[Problem details]
Write every entry out again with no changes, and leave the images behind.

-- Opening Marker --

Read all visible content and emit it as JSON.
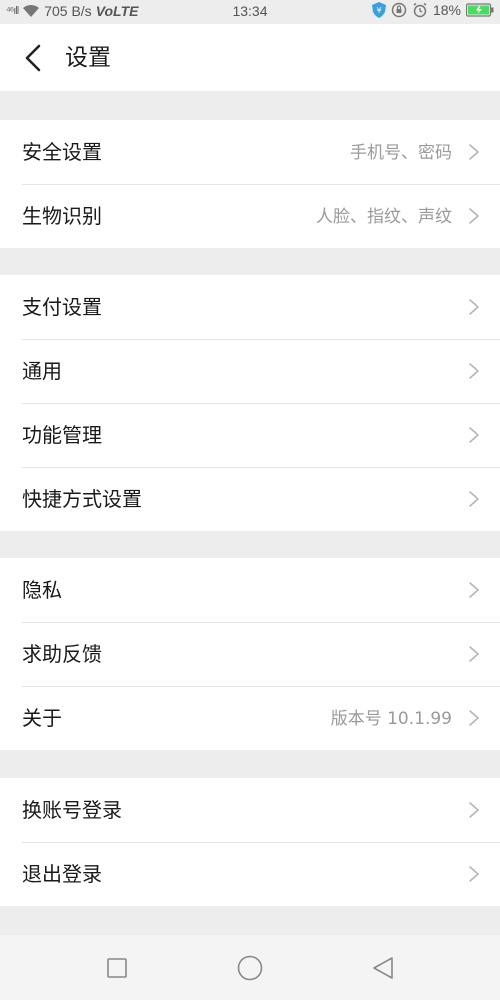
{
  "status_bar": {
    "signal_text": "⁴⁶ıll",
    "speed": "705 B/s",
    "network": "VoLTE",
    "time": "13:34",
    "battery_percent": "18%",
    "icons": [
      "wifi-icon",
      "shield-icon",
      "lock-rotation-icon",
      "alarm-icon",
      "battery-icon"
    ]
  },
  "header": {
    "back_icon": "chevron-left-icon",
    "title": "设置"
  },
  "groups": [
    {
      "items": [
        {
          "label": "安全设置",
          "value": "手机号、密码"
        },
        {
          "label": "生物识别",
          "value": "人脸、指纹、声纹"
        }
      ]
    },
    {
      "items": [
        {
          "label": "支付设置",
          "value": ""
        },
        {
          "label": "通用",
          "value": ""
        },
        {
          "label": "功能管理",
          "value": ""
        },
        {
          "label": "快捷方式设置",
          "value": ""
        }
      ]
    },
    {
      "items": [
        {
          "label": "隐私",
          "value": ""
        },
        {
          "label": "求助反馈",
          "value": ""
        },
        {
          "label": "关于",
          "value": "版本号 10.1.99"
        }
      ]
    },
    {
      "items": [
        {
          "label": "换账号登录",
          "value": ""
        },
        {
          "label": "退出登录",
          "value": ""
        }
      ]
    }
  ],
  "nav_bar": {
    "buttons": [
      "recents-square-icon",
      "home-circle-icon",
      "back-triangle-icon"
    ]
  },
  "colors": {
    "background": "#ededed",
    "surface": "#ffffff",
    "text_primary": "#1a1a1a",
    "text_secondary": "#9a9a9a",
    "divider": "#e5e5e5",
    "battery_green": "#4cd964"
  }
}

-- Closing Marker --

[The answer]
Read all visible content and emit it as JSON.
{
  "status_bar": {
    "signal_text": "⁴⁶ıll",
    "speed": "705 B/s",
    "network": "VoLTE",
    "time": "13:34",
    "battery_percent": "18%",
    "icons": [
      "wifi-icon",
      "shield-icon",
      "lock-rotation-icon",
      "alarm-icon",
      "battery-icon"
    ]
  },
  "header": {
    "back_icon": "chevron-left-icon",
    "title": "设置"
  },
  "groups": [
    {
      "items": [
        {
          "label": "安全设置",
          "value": "手机号、密码"
        },
        {
          "label": "生物识别",
          "value": "人脸、指纹、声纹"
        }
      ]
    },
    {
      "items": [
        {
          "label": "支付设置",
          "value": ""
        },
        {
          "label": "通用",
          "value": ""
        },
        {
          "label": "功能管理",
          "value": ""
        },
        {
          "label": "快捷方式设置",
          "value": ""
        }
      ]
    },
    {
      "items": [
        {
          "label": "隐私",
          "value": ""
        },
        {
          "label": "求助反馈",
          "value": ""
        },
        {
          "label": "关于",
          "value": "版本号 10.1.99"
        }
      ]
    },
    {
      "items": [
        {
          "label": "换账号登录",
          "value": ""
        },
        {
          "label": "退出登录",
          "value": ""
        }
      ]
    }
  ],
  "nav_bar": {
    "buttons": [
      "recents-square-icon",
      "home-circle-icon",
      "back-triangle-icon"
    ]
  },
  "colors": {
    "background": "#ededed",
    "surface": "#ffffff",
    "text_primary": "#1a1a1a",
    "text_secondary": "#9a9a9a",
    "divider": "#e5e5e5",
    "battery_green": "#4cd964"
  }
}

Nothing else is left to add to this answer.